YOUR TASK
Could you give the listing again exactly, without its pictures?

Start of Block

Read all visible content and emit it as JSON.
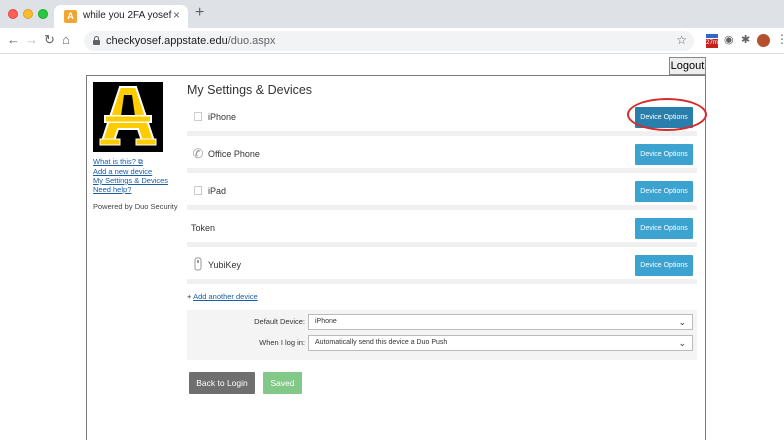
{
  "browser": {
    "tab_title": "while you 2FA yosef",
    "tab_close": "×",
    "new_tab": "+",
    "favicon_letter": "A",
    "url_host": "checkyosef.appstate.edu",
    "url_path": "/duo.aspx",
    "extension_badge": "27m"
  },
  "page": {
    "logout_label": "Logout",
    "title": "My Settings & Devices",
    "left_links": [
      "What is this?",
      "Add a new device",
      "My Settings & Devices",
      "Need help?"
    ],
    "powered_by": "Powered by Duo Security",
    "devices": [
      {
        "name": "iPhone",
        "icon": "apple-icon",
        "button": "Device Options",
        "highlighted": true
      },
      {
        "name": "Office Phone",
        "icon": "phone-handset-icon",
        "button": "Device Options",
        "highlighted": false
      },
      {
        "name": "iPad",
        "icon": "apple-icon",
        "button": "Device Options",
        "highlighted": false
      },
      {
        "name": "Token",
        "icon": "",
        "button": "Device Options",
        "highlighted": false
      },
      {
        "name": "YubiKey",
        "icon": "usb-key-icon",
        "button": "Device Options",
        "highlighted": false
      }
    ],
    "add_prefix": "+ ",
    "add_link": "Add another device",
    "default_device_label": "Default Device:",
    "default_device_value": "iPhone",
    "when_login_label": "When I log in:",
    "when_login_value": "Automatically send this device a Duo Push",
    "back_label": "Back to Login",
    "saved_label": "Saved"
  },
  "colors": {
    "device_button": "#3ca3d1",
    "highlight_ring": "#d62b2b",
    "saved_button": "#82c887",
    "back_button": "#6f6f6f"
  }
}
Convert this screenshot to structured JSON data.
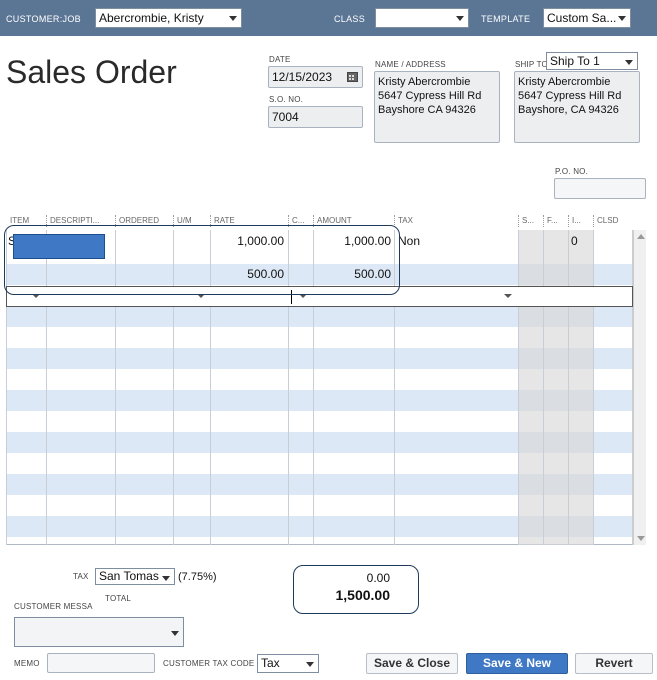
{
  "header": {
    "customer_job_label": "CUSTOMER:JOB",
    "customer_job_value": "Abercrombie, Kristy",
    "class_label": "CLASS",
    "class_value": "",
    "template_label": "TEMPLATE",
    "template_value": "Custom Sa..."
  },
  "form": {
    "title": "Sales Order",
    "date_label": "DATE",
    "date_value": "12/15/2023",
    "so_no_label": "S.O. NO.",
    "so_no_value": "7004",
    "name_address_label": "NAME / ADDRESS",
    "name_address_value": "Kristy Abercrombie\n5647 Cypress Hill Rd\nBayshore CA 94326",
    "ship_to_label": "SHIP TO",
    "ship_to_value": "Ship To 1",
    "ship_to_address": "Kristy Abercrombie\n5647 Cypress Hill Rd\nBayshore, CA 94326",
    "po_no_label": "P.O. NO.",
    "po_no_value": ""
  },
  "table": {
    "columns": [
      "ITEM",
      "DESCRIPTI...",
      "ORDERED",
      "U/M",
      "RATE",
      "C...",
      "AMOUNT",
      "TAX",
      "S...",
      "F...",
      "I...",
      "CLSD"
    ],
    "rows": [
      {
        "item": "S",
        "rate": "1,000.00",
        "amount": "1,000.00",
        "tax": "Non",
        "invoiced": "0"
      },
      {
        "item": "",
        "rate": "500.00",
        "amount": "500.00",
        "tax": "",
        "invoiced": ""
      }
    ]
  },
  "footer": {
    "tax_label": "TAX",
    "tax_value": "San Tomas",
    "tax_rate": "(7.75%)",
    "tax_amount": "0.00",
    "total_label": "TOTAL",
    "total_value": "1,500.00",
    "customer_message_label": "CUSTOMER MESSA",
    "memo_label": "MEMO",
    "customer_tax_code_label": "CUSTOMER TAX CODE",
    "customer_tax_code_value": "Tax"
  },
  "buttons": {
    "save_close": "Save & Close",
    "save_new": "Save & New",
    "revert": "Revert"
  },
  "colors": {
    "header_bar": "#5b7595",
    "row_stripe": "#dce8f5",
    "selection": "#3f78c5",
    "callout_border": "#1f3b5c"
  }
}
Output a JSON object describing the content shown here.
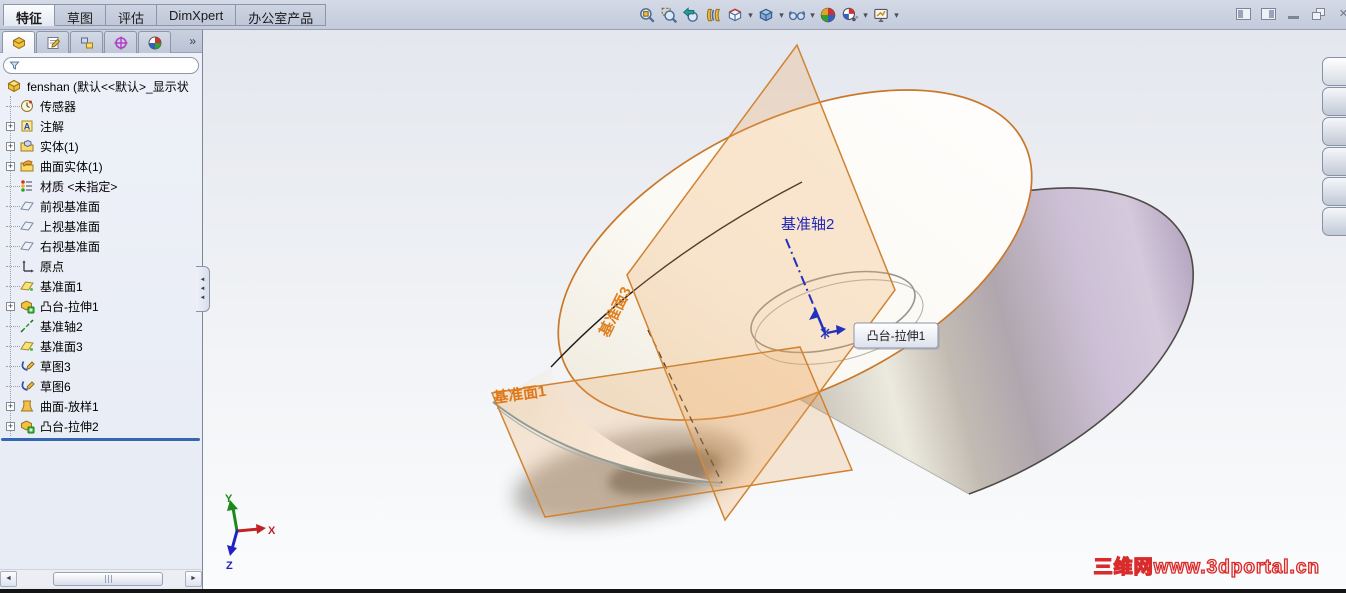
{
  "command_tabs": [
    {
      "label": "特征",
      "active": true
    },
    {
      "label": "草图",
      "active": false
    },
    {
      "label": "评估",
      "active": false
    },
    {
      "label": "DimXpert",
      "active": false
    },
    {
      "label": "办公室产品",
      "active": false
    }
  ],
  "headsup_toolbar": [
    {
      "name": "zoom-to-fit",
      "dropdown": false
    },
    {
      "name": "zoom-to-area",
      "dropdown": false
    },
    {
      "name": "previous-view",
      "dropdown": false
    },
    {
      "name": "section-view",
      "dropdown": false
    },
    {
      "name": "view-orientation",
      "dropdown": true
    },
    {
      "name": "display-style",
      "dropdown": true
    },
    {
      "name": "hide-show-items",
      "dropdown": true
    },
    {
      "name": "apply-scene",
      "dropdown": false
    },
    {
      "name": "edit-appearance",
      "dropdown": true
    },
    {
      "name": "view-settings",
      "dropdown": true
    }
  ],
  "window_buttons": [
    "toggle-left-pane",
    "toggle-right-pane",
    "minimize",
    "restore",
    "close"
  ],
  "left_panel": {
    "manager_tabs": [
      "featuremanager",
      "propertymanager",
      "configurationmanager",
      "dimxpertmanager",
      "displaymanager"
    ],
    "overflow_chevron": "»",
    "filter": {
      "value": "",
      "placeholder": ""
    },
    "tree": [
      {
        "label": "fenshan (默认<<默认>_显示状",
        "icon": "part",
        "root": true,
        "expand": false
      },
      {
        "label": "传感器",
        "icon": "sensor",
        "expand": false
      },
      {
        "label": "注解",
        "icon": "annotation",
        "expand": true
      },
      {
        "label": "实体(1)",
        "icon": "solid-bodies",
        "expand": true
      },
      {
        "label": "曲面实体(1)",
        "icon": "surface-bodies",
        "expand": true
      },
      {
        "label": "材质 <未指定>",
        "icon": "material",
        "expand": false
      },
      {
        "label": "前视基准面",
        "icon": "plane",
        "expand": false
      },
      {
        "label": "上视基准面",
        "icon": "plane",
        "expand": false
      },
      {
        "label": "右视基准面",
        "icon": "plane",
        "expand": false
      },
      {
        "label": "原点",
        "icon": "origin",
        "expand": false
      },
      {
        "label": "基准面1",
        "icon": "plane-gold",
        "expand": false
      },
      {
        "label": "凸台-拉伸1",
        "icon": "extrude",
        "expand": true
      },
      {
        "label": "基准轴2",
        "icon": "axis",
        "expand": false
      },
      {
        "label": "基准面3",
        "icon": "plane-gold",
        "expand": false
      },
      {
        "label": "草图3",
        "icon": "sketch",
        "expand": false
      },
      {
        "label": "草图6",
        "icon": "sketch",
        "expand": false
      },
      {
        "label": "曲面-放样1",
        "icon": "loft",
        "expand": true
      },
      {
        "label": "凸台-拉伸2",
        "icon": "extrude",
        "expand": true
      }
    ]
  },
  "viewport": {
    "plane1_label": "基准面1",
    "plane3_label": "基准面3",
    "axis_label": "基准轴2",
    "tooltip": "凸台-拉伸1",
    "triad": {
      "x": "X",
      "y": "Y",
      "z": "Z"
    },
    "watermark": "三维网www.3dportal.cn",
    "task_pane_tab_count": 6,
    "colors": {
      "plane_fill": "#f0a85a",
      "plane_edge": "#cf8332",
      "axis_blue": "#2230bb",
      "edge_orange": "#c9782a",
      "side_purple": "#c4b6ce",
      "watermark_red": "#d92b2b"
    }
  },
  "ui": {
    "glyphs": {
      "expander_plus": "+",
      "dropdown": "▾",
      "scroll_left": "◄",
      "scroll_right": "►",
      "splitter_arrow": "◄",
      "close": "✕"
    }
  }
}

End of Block

ANSWER AREA
Read all visible content and emit it as JSON.
{
  "browser": {
    "tab_title": "while you 2FA yosef",
    "tab_close": "×",
    "new_tab": "+",
    "favicon_letter": "A",
    "url_host": "checkyosef.appstate.edu",
    "url_path": "/duo.aspx",
    "extension_badge": "27m"
  },
  "page": {
    "logout_label": "Logout",
    "title": "My Settings & Devices",
    "left_links": [
      "What is this?",
      "Add a new device",
      "My Settings & Devices",
      "Need help?"
    ],
    "powered_by": "Powered by Duo Security",
    "devices": [
      {
        "name": "iPhone",
        "icon": "apple-icon",
        "button": "Device Options",
        "highlighted": true
      },
      {
        "name": "Office Phone",
        "icon": "phone-handset-icon",
        "button": "Device Options",
        "highlighted": false
      },
      {
        "name": "iPad",
        "icon": "apple-icon",
        "button": "Device Options",
        "highlighted": false
      },
      {
        "name": "Token",
        "icon": "",
        "button": "Device Options",
        "highlighted": false
      },
      {
        "name": "YubiKey",
        "icon": "usb-key-icon",
        "button": "Device Options",
        "highlighted": false
      }
    ],
    "add_prefix": "+ ",
    "add_link": "Add another device",
    "default_device_label": "Default Device:",
    "default_device_value": "iPhone",
    "when_login_label": "When I log in:",
    "when_login_value": "Automatically send this device a Duo Push",
    "back_label": "Back to Login",
    "saved_label": "Saved"
  },
  "colors": {
    "device_button": "#3ca3d1",
    "highlight_ring": "#d62b2b",
    "saved_button": "#82c887",
    "back_button": "#6f6f6f"
  }
}
Convert this screenshot to structured JSON data.
{
  "header": {
    "customer_job_label": "CUSTOMER:JOB",
    "customer_job_value": "Abercrombie, Kristy",
    "class_label": "CLASS",
    "class_value": "",
    "template_label": "TEMPLATE",
    "template_value": "Custom Sa..."
  },
  "form": {
    "title": "Sales Order",
    "date_label": "DATE",
    "date_value": "12/15/2023",
    "so_no_label": "S.O. NO.",
    "so_no_value": "7004",
    "name_address_label": "NAME / ADDRESS",
    "name_address_value": "Kristy Abercrombie\n5647 Cypress Hill Rd\nBayshore CA 94326",
    "ship_to_label": "SHIP TO",
    "ship_to_value": "Ship To 1",
    "ship_to_address": "Kristy Abercrombie\n5647 Cypress Hill Rd\nBayshore, CA 94326",
    "po_no_label": "P.O. NO.",
    "po_no_value": ""
  },
  "table": {
    "columns": [
      "ITEM",
      "DESCRIPTI...",
      "ORDERED",
      "U/M",
      "RATE",
      "C...",
      "AMOUNT",
      "TAX",
      "S...",
      "F...",
      "I...",
      "CLSD"
    ],
    "rows": [
      {
        "item": "S",
        "rate": "1,000.00",
        "amount": "1,000.00",
        "tax": "Non",
        "invoiced": "0"
      },
      {
        "item": "",
        "rate": "500.00",
        "amount": "500.00",
        "tax": "",
        "invoiced": ""
      }
    ]
  },
  "footer": {
    "tax_label": "TAX",
    "tax_value": "San Tomas",
    "tax_rate": "(7.75%)",
    "tax_amount": "0.00",
    "total_label": "TOTAL",
    "total_value": "1,500.00",
    "customer_message_label": "CUSTOMER MESSA",
    "memo_label": "MEMO",
    "customer_tax_code_label": "CUSTOMER TAX CODE",
    "customer_tax_code_value": "Tax"
  },
  "buttons": {
    "save_close": "Save & Close",
    "save_new": "Save & New",
    "revert": "Revert"
  },
  "colors": {
    "header_bar": "#5b7595",
    "row_stripe": "#dce8f5",
    "selection": "#3f78c5",
    "callout_border": "#1f3b5c"
  }
}
Output a JSON object describing the content shown here.
{
  "command_tabs": [
    {
      "label": "特征",
      "active": true
    },
    {
      "label": "草图",
      "active": false
    },
    {
      "label": "评估",
      "active": false
    },
    {
      "label": "DimXpert",
      "active": false
    },
    {
      "label": "办公室产品",
      "active": false
    }
  ],
  "headsup_toolbar": [
    {
      "name": "zoom-to-fit",
      "dropdown": false
    },
    {
      "name": "zoom-to-area",
      "dropdown": false
    },
    {
      "name": "previous-view",
      "dropdown": false
    },
    {
      "name": "section-view",
      "dropdown": false
    },
    {
      "name": "view-orientation",
      "dropdown": true
    },
    {
      "name": "display-style",
      "dropdown": true
    },
    {
      "name": "hide-show-items",
      "dropdown": true
    },
    {
      "name": "apply-scene",
      "dropdown": false
    },
    {
      "name": "edit-appearance",
      "dropdown": true
    },
    {
      "name": "view-settings",
      "dropdown": true
    }
  ],
  "window_buttons": [
    "toggle-left-pane",
    "toggle-right-pane",
    "minimize",
    "restore",
    "close"
  ],
  "left_panel": {
    "manager_tabs": [
      "featuremanager",
      "propertymanager",
      "configurationmanager",
      "dimxpertmanager",
      "displaymanager"
    ],
    "overflow_chevron": "»",
    "filter": {
      "value": "",
      "placeholder": ""
    },
    "tree": [
      {
        "label": "fenshan (默认<<默认>_显示状",
        "icon": "part",
        "root": true,
        "expand": false
      },
      {
        "label": "传感器",
        "icon": "sensor",
        "expand": false
      },
      {
        "label": "注解",
        "icon": "annotation",
        "expand": true
      },
      {
        "label": "实体(1)",
        "icon": "solid-bodies",
        "expand": true
      },
      {
        "label": "曲面实体(1)",
        "icon": "surface-bodies",
        "expand": true
      },
      {
        "label": "材质 <未指定>",
        "icon": "material",
        "expand": false
      },
      {
        "label": "前视基准面",
        "icon": "plane",
        "expand": false
      },
      {
        "label": "上视基准面",
        "icon": "plane",
        "expand": false
      },
      {
        "label": "右视基准面",
        "icon": "plane",
        "expand": false
      },
      {
        "label": "原点",
        "icon": "origin",
        "expand": false
      },
      {
        "label": "基准面1",
        "icon": "plane-gold",
        "expand": false
      },
      {
        "label": "凸台-拉伸1",
        "icon": "extrude",
        "expand": true
      },
      {
        "label": "基准轴2",
        "icon": "axis",
        "expand": false
      },
      {
        "label": "基准面3",
        "icon": "plane-gold",
        "expand": false
      },
      {
        "label": "草图3",
        "icon": "sketch",
        "expand": false
      },
      {
        "label": "草图6",
        "icon": "sketch",
        "expand": false
      },
      {
        "label": "曲面-放样1",
        "icon": "loft",
        "expand": true
      },
      {
        "label": "凸台-拉伸2",
        "icon": "extrude",
        "expand": true
      }
    ]
  },
  "viewport": {
    "plane1_label": "基准面1",
    "plane3_label": "基准面3",
    "axis_label": "基准轴2",
    "tooltip": "凸台-拉伸1",
    "triad": {
      "x": "X",
      "y": "Y",
      "z": "Z"
    },
    "watermark": "三维网www.3dportal.cn",
    "task_pane_tab_count": 6,
    "colors": {
      "plane_fill": "#f0a85a",
      "plane_edge": "#cf8332",
      "axis_blue": "#2230bb",
      "edge_orange": "#c9782a",
      "side_purple": "#c4b6ce",
      "watermark_red": "#d92b2b"
    }
  },
  "ui": {
    "glyphs": {
      "expander_plus": "+",
      "dropdown": "▾",
      "scroll_left": "◄",
      "scroll_right": "►",
      "splitter_arrow": "◄",
      "close": "✕"
    }
  }
}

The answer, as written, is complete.